Kaew Samaporn Tinyanont

I am a graduate student in astronomy at California Institute of Technology.
I study supernovae and other stellar eruptions and explosions using various tools in the infrared with Mansi Kasliwal. I built one of those tools, a low-resolution spectropolarimeter called WIRC+Pol, with Dimitri Mawet to probe the shape of supernovae, dust producing massive stars, clouds and haze in atmospheres of brown dwarfs, and more. See my research summary on this website or click below for my ADS publication list and my CV.

Education

  • PhD in Astrophysics expected 2020, California Institute of Technology
  • MS in Astrophysics 2016, California Institute of Technology
  • BS in Physics 2015, Harvey Mudd College

Supernova Polarization in the Infrared

Spectropolarimetry has revealed asymmetry in the supernova ejecta, but where is this asymmetry? Theoretical simulations show that the explosion mechanism of core-collapse supernovae is highly asymmetric, affecting the center part of the ejecta. While optical polarization likely arises from electron scattering in the center of the ejecta, it could also be from dust scattering in the circumstellar medium. Infrared observations can break this degeneracy since dust scattering is less effective at these wavelengths. I am conducting a survey of brightest supernovae with WIRC+Pol to produce the first catalog of supernova polarization in the near-infrared.

Infrared Spectropolarimetry with WIRC+Pol

Spectropolarimetry is a powerful but underutilized tool in observational astronomy. It provides information on the geometry of astrophysical sources even though they are unresolved by comparing intensity of light along different electric field orientations. WIRC+Pol is a new low-resolution near-infrared spectropolarimeter at the prime focus of the mighty 200-inch Hale Telescope at Palomar Observatory. I lead the development of the Data Reduction Pipeline for WIRC+Pol. I also designed the slit mask of the instrument and helped with commissioning and designing best observational practices for the instrument.

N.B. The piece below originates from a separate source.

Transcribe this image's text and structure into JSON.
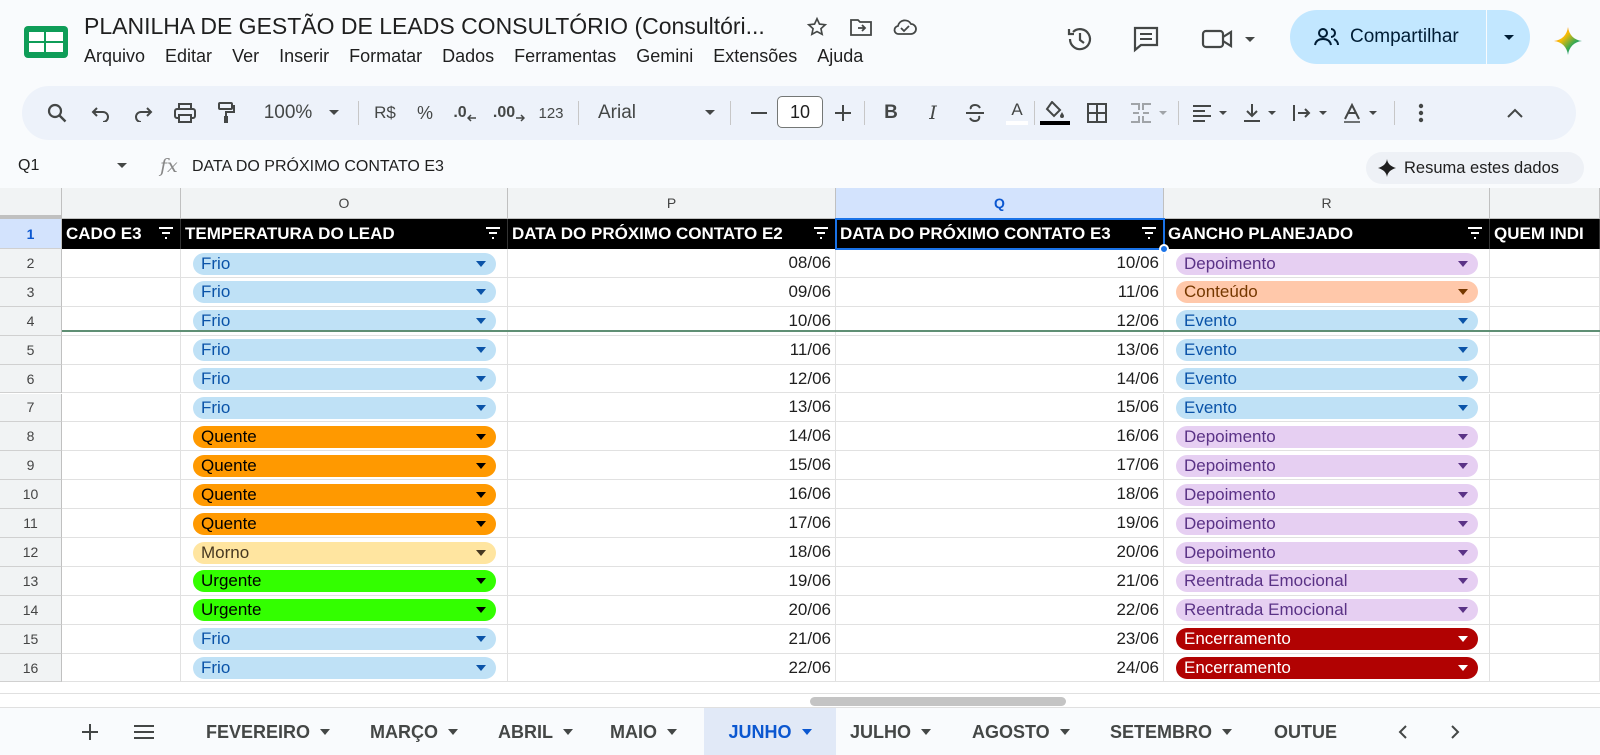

Dust and Molecules Around Core-Collapse Supernovae

Massive stars end their lives in energetic core-collapse supernovae. After the initial firework has settled, the ejecta expand and cool, allowing dust and molecules to form. I use infrared observations from 1-10 μm to monitor these massive stellar deaths from before the explosion until several years after. The rarity of these observations mean that everytime we look, there is something new and surprising. For SN 2017eaw, I found evidence for close in CSM from a high-velocity helium absoprtion feature, albeit no signs of variability from a mass ejection event in the progenitor star in the last year pre-explosion. I also found the carbon monoxide emission profile and evolution that are similar to that in SN 1987A. For SN 2014C, I found sign of silicate dust emission at 10 micron; first time for an interacting supernova. Observations point to a binary progenitor system with detached CSM ring or shell, much like that around RY Scuti.

Outreach Activities

Diffusing knowledge to the public is as important as gaining them. After all, they paid for our research! I am an active member of the Caltech Astronomy outreach team and have served as event organizer, speaker, Q&A panel member, photographer, and telescope operator. Our event schedule could be found here. You can watch my public talk on brown dwarfs below.

About Me

I am originally from Thailand, and have a Thai name, which could be confusing. The first name Samaporn is my legal name and the name used in my publications. However, I go by my nickname Kaew, which was given by my parents and has nothing to do with my first name. The last name is Tinyanont, and in Thailand we almost never use last name to address anyone ever.

Get in touch

Please contact me via email if you have any questions about my work!

  • Email

    st [at] astro.caltech.edu
  • Mailing Address

    1200 E California Blvd. MC 149-17
    Pasadena, CA 91125
    USA
  • Social Media